Estimating signal loss in pine forests using hemispherical sky oriented photos
We depend on numerous technologies that use microwave signals. The reception of these signals is degraded by reflection, absorption, and scattering due to propagation through vegetation. An understanding of how these signals are influenced by vegetation structure allows for the determination of how specific technologies may be affected in certain forest environments. This study presents a model that predicts signal loss in forested areas using novel methods. We explore the relationships between forest parameters from traditional mensuration techniques and terrestrial-based hemispherical sky oriented photos (HSOPs), and GPS signal-to-noise ratios (SNRs). HSOPs can be used to rapidly estimate leaf area index (LAI) and canopy closure (CC) values at particular angles from zenith in forested areas. The relationships between changes in the observed SNR of received GPS L1-band signals under forest canopies and forest parameter estimates calculated using HSOPs and traditional forest measurements are used to model signal attenuation. Using ordinary least squares regression modeling, we present the Canopy Closure Predictive Model (CCPM). The CCPM outlines the key forest parameters used with an adjusted R2 of 0.71 and RMSE of 2.78 dB. The resulting CCPM predicts signal attenuation while using only the minimum number of statistically-significant parameters which, conveniently, are taken from sky oriented photos and GPS receivers allowing for simple and rapid replication.
Hemispherical sky oriented photos (HSOPs)

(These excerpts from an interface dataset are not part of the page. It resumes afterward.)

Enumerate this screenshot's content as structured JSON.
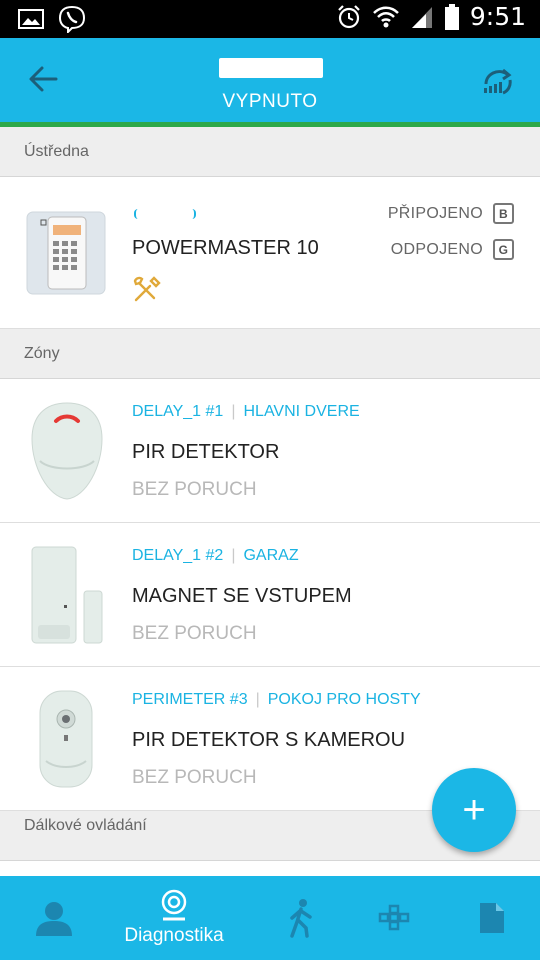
{
  "statusbar": {
    "time": "9:51"
  },
  "appbar": {
    "subtitle": "VYPNUTO"
  },
  "sections": {
    "panel": "Ústředna",
    "zones": "Zóny",
    "remotes": "Dálkové ovládání"
  },
  "panel": {
    "name": "POWERMASTER 10",
    "connections": [
      {
        "label": "PŘIPOJENO",
        "badge": "B"
      },
      {
        "label": "ODPOJENO",
        "badge": "G"
      }
    ]
  },
  "zones": [
    {
      "tag": "DELAY_1 #1",
      "location": "HLAVNI DVERE",
      "name": "PIR DETEKTOR",
      "status": "BEZ PORUCH"
    },
    {
      "tag": "DELAY_1 #2",
      "location": "GARAZ",
      "name": "MAGNET SE VSTUPEM",
      "status": "BEZ PORUCH"
    },
    {
      "tag": "PERIMETER #3",
      "location": "POKOJ PRO HOSTY",
      "name": "PIR DETEKTOR S KAMEROU",
      "status": "BEZ PORUCH"
    }
  ],
  "fab": {
    "label": "+"
  },
  "bottomnav": {
    "active_label": "Diagnostika",
    "items": [
      "user-icon",
      "diagnostics-icon",
      "walking-person-icon",
      "devices-grid-icon",
      "document-icon"
    ]
  },
  "colors": {
    "primary": "#1bb7e6",
    "accent_line": "#2ea84a",
    "tag": "#1ab3e2"
  }
}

Wright, Wilkinson, and Cropper, “Estimating Signal Loss in Pine Forests Using Hemispherical Sky Oriented Photos.”